• _EXERCISE DETAILS_: Gather every line of the entries that includes the word "symbol".
----- MATERIAL FOR THIS TASK -----
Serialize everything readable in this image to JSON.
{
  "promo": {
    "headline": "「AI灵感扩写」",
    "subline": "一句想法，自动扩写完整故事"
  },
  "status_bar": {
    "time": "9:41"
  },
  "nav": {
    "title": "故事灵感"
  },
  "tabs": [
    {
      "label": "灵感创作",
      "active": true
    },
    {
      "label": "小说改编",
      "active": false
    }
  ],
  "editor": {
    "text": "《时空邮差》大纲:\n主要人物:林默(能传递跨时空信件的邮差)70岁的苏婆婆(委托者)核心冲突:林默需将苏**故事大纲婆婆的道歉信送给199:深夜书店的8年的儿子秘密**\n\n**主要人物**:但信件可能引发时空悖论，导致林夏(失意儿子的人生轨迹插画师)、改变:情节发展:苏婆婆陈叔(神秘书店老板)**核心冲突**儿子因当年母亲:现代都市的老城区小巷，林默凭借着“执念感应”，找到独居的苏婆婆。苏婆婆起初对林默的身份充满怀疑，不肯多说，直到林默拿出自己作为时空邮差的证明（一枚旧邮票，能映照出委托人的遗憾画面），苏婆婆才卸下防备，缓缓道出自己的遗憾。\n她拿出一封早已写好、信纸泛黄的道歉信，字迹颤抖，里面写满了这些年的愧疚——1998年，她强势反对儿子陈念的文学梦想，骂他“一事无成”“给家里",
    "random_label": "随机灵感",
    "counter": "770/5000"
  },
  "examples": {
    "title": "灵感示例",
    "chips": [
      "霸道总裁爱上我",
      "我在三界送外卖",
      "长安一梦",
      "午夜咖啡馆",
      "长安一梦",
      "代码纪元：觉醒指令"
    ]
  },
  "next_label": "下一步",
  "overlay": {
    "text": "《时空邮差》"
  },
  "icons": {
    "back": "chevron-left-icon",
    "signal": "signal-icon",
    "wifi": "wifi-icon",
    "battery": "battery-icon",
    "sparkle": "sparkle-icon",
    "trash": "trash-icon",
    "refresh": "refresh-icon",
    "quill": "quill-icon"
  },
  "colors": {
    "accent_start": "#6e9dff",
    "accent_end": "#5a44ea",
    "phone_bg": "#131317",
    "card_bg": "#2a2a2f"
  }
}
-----
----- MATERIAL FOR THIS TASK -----
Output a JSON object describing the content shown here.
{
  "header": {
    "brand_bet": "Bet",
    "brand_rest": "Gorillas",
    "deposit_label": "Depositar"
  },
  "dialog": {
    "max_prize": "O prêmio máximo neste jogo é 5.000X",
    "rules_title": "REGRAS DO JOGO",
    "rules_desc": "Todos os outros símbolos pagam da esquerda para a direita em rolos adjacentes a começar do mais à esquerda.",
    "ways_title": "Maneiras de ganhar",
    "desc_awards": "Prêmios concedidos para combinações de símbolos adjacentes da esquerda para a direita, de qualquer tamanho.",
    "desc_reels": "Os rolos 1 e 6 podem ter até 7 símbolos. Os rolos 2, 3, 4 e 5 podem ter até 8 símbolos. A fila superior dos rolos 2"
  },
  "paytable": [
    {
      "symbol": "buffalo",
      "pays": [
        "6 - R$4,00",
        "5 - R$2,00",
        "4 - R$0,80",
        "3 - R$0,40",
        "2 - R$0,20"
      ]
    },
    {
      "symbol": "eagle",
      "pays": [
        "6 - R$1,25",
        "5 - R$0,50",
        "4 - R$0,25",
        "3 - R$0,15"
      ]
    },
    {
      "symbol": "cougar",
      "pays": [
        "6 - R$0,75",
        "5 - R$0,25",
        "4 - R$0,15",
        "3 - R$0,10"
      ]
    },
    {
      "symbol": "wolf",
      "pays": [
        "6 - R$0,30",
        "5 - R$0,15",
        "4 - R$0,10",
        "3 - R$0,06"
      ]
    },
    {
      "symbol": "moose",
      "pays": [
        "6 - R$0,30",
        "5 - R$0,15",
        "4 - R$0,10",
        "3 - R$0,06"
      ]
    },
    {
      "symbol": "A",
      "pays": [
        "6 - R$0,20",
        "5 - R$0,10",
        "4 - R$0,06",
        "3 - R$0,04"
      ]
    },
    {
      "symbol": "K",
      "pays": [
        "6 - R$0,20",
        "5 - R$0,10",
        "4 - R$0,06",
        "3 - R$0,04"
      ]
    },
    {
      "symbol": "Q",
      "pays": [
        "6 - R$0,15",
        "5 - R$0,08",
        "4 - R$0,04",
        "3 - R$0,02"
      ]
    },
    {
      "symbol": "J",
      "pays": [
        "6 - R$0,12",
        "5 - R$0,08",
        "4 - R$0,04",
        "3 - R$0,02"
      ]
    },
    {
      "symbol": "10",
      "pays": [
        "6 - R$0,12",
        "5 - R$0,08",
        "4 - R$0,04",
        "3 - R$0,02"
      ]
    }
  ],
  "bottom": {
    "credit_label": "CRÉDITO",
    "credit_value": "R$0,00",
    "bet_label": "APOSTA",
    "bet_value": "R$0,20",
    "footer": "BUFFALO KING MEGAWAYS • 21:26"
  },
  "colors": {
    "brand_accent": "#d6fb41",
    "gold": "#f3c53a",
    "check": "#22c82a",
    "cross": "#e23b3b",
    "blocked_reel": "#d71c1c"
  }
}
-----
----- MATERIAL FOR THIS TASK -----
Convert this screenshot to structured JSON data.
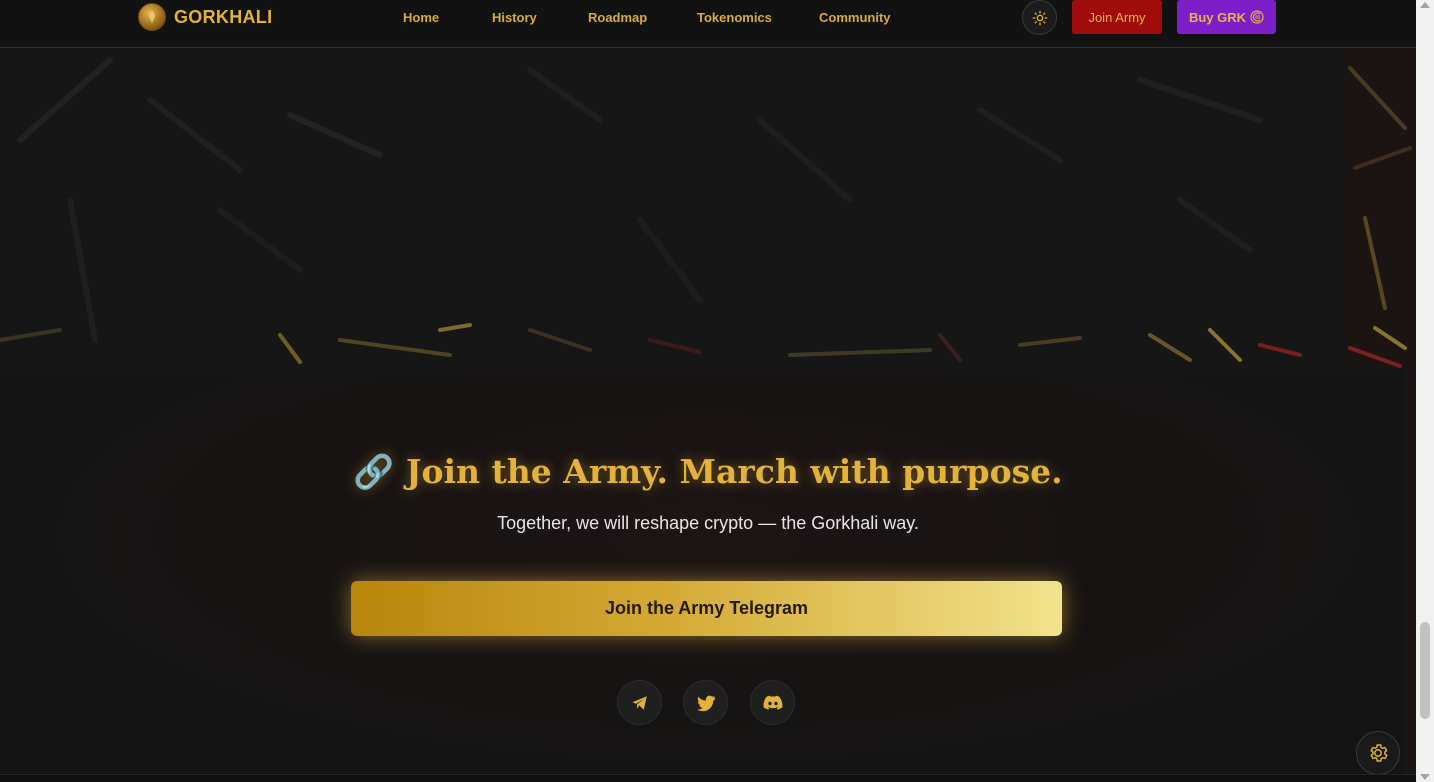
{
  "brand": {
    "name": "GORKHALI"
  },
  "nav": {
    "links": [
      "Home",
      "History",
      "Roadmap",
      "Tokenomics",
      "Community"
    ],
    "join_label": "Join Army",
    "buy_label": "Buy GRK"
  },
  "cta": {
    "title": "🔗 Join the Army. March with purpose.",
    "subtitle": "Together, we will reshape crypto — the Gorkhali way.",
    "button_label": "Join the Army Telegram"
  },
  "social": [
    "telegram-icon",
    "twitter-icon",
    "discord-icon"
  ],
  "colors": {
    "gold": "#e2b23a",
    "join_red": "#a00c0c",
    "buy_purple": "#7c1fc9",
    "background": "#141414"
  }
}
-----
• _SOLUTION FOR THIS EXERCISE_:
      "symbol": "buffalo",
      "symbol": "eagle",
      "symbol": "cougar",
      "symbol": "wolf",
      "symbol": "moose",
      "symbol": "A",
      "symbol": "K",
      "symbol": "Q",
      "symbol": "J",
      "symbol": "10",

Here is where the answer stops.